Australia has a competition problem: there is not enough of it. Our industries are concentrated. Our markets show signs of weak competition.
The way Australia’s experts think about competition is partly to blame. Although it has been less influential in Australia than in the United States, the Chicago School’s views on competition have shaped our laws, policies and enforcement practices. The Chicago School views market concentration as a virtue more than a vice. Barriers to entry are surmountable, market power tends to be temporary, most mergers are good, vertical restraints and predatory pricing are either benign or efficient.

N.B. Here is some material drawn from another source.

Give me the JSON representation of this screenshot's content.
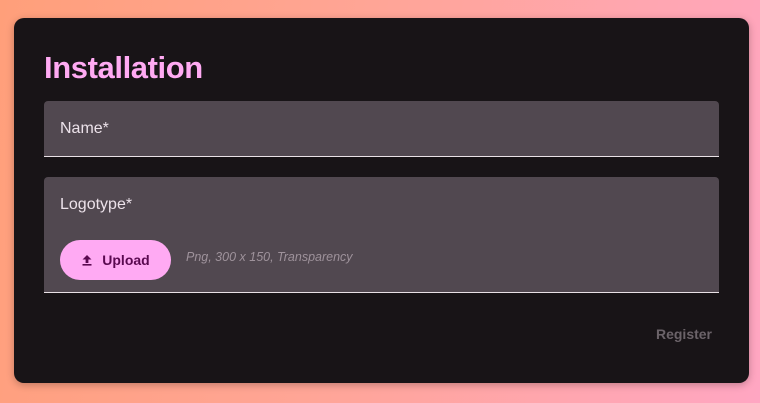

These views run counter to those of Lionel Murphy. Murphy saw market concentration as a problem. He saw strong competition laws as necessary to protect the competitive process, protect consumers and support the creation of new businesses. He found the Chicago School’s arguments unconvincing. The growing body of research and experience shows Murphy’s concerns were well-founded. The Chicago School’s faith in the ability of markets to self-correct and deliver competitive outcomes was misplaced.
There is a strong progressive case for repositioning how we think about competition. Focusing more on the competitive process, the structure of markets and the incentives those structures create for firms will play an important role in reducing inequality.Read more
FEDERATION CHAMBER, 24 OCTOBER 2018
National apologies are a point for a country to look at its past through the harsh eye of the present, and to own up to the wrongdoings of current or past generations. We think of the moment when Britain apologised for the killing of protesters on Bloody Sunday, when the United States apologised for its internment of Japanese-Americans during World War II, when the Papacy apologised for the persecution of Galileo, when Japan apologised for its treatment of comfort women and, of course, when Australia apologised for the treatment of the stolen generations.
These are not a moment in which the hurt goes away and in which all the harm is suddenly absolved by dint of an apology, but they are crucial moments for a nation to own up to its past and to say, 'We did the wrong thing and we will endeavour to do better in the future.' That's what this House is doing with this apology today to the victims of childhood sexual abuse by institutions.Read more
HOUSE OF REPRESENTATIVES, 17 OCTOBER 2018
I move the second reading amendment circulated in my name:
That all the words after "That" be omitted with a view to substituting the following words:
"whilst not declining to give the bill a second reading, the House:
(1) notes that the Coalition Government has had six Ministers responsible for charities over the last five years; and
(2) expresses its disapproval of the appointment of prominent anti-charity advocate Gary Johns as chair of the Australian Charities and Not-for-profits Commission”.
Labor will be supporting this bill in the House. Schedule 1 of the bill makes a number of technical refinements to the income tax law so that the new tax system for managed investment trusts operates as intended. Following recommendations made by the Board of Taxation in its report on the review of tax arrangements applying to managed investment trusts in 2016, the new tax system for attributed, managed investment trusts was enacted. Labor supported that legislation. The new tax system was designed to increase certainty, provide flexibility, reduce compliance costs for managed investment trusts and improve the competitiveness of Australia's fund management industry.Read more